>>>>>

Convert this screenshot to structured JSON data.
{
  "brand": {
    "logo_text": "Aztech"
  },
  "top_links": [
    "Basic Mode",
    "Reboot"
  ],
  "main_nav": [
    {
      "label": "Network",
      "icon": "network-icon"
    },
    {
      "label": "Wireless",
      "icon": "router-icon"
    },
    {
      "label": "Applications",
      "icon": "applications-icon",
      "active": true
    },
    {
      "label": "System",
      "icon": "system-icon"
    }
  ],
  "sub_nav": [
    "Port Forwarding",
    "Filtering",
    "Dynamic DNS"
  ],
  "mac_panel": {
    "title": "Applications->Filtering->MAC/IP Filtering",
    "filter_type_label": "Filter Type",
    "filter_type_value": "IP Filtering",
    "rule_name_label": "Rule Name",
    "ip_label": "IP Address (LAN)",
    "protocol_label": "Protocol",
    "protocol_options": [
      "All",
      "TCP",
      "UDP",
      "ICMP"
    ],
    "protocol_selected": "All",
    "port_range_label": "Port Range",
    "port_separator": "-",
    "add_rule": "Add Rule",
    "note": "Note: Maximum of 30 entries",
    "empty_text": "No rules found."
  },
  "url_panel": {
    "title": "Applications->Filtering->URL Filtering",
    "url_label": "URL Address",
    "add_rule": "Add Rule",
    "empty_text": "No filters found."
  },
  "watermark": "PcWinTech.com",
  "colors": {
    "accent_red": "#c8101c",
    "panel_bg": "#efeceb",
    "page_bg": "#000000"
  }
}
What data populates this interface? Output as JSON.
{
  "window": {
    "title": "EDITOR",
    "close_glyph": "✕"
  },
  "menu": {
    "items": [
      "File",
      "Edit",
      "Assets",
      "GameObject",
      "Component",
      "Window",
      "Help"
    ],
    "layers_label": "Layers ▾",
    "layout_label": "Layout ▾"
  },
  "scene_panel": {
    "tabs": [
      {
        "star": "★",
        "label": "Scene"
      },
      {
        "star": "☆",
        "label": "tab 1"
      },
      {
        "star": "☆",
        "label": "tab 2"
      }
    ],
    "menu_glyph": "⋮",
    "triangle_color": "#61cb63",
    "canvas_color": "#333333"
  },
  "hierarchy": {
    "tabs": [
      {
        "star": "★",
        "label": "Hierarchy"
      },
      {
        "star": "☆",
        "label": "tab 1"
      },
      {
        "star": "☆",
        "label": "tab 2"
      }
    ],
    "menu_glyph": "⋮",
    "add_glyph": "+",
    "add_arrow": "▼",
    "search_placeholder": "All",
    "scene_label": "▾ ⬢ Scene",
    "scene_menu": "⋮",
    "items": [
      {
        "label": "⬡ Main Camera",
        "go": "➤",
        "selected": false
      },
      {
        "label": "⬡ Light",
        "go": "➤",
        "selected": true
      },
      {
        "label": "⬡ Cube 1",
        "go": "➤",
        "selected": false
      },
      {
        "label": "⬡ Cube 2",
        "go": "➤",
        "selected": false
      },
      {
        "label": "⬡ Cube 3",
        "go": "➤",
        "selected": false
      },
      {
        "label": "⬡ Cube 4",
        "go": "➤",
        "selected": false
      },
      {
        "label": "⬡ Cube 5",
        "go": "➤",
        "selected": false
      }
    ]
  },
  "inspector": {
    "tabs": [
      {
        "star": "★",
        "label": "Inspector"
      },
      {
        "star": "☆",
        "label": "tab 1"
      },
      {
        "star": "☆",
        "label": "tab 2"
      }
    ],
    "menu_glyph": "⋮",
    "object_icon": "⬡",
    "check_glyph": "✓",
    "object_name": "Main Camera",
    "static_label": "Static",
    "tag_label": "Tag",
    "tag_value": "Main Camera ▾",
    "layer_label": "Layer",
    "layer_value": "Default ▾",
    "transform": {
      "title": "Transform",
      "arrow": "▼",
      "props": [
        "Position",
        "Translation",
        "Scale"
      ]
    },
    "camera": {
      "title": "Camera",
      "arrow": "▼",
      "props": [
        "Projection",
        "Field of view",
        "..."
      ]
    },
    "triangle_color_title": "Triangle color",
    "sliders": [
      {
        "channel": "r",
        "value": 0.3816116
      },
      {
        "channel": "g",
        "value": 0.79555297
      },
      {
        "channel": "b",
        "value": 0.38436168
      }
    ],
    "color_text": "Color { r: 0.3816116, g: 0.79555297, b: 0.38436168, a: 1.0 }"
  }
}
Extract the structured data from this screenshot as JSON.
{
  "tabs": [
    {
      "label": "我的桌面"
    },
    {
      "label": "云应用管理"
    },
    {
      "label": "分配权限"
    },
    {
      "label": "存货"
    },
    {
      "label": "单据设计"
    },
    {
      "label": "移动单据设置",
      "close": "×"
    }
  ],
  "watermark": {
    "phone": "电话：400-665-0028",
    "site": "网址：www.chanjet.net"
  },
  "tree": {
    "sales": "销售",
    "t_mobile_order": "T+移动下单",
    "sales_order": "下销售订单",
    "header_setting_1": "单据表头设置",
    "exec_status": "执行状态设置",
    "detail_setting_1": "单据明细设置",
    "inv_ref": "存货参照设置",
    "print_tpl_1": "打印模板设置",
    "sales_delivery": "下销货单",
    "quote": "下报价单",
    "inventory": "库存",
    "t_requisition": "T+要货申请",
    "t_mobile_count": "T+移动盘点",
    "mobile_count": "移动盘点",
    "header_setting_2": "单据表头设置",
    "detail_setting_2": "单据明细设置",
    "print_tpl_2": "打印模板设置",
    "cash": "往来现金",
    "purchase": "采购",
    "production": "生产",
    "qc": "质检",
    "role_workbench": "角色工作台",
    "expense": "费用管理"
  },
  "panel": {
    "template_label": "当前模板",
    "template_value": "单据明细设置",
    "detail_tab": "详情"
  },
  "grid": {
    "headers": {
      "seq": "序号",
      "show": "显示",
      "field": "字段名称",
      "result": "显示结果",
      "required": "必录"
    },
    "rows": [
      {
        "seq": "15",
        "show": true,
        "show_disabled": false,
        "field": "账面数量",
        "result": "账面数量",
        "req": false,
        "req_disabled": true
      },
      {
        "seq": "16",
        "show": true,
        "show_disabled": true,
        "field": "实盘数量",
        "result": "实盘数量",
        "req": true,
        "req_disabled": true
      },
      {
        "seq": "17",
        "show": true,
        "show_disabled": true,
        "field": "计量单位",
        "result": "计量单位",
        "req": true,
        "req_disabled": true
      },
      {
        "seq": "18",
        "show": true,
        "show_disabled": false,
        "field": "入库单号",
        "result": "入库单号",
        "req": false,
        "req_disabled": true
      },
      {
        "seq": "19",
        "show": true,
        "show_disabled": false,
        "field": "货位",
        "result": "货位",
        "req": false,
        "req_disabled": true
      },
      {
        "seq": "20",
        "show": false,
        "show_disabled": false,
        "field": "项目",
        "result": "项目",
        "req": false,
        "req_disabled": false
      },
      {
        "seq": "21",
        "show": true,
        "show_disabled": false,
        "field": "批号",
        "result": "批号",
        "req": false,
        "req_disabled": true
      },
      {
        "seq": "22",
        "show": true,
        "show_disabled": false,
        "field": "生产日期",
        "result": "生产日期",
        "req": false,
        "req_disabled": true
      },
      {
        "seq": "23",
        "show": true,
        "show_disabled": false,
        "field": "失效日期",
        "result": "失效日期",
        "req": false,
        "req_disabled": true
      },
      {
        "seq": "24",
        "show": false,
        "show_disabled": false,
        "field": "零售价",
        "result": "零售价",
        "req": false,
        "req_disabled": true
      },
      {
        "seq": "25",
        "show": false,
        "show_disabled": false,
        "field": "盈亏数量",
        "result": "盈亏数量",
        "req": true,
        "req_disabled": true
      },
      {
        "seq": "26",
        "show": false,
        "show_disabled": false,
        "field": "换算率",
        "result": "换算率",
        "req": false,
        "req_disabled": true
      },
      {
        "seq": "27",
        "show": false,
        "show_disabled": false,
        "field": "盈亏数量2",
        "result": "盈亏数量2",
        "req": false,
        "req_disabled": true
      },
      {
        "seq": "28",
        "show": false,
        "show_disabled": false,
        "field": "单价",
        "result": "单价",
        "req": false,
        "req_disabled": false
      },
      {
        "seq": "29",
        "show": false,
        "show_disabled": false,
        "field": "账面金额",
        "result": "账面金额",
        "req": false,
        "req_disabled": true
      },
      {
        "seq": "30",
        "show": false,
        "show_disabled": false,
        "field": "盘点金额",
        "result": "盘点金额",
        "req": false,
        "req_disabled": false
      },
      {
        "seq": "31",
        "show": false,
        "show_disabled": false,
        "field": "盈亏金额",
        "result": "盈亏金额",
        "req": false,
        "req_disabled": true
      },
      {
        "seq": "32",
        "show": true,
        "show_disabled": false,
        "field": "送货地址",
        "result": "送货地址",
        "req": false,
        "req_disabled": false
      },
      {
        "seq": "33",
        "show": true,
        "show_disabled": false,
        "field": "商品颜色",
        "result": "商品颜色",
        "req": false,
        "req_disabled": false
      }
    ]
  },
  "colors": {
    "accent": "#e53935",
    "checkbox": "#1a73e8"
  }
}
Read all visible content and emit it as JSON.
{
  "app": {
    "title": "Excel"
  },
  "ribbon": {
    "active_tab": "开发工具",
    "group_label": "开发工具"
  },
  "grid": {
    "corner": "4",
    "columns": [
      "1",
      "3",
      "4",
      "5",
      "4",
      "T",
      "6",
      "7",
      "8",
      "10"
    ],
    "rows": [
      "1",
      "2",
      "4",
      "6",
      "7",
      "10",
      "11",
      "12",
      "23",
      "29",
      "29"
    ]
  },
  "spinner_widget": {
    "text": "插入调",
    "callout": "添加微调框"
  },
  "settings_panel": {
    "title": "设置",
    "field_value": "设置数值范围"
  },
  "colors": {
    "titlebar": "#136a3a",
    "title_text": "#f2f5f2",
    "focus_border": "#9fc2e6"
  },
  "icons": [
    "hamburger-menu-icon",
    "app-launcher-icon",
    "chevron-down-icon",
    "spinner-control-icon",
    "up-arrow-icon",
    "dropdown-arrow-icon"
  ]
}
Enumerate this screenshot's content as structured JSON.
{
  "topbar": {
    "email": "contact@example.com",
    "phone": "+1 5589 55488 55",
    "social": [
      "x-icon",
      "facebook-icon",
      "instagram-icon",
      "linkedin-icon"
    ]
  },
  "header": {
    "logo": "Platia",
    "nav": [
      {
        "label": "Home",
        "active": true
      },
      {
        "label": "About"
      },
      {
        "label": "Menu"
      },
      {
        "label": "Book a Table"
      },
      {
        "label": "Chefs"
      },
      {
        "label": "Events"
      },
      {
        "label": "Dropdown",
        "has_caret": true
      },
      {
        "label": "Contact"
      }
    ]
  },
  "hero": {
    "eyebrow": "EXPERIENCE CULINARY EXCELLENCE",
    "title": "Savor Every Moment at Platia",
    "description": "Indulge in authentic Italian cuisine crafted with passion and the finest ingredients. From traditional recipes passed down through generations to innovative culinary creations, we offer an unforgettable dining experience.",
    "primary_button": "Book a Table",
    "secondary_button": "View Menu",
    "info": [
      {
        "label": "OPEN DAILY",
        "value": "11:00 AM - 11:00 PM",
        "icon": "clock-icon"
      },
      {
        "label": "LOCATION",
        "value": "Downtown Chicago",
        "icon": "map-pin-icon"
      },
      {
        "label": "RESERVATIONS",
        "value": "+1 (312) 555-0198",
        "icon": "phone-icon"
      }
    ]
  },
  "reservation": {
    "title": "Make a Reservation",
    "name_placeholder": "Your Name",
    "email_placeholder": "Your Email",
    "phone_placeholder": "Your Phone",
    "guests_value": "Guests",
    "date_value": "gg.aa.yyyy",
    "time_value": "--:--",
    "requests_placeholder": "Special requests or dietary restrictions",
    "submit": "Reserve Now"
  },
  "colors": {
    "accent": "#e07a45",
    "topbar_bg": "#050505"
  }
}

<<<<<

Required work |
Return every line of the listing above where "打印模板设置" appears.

Answer for the task |
    "print_tpl_1": "打印模板设置",
    "print_tpl_2": "打印模板设置",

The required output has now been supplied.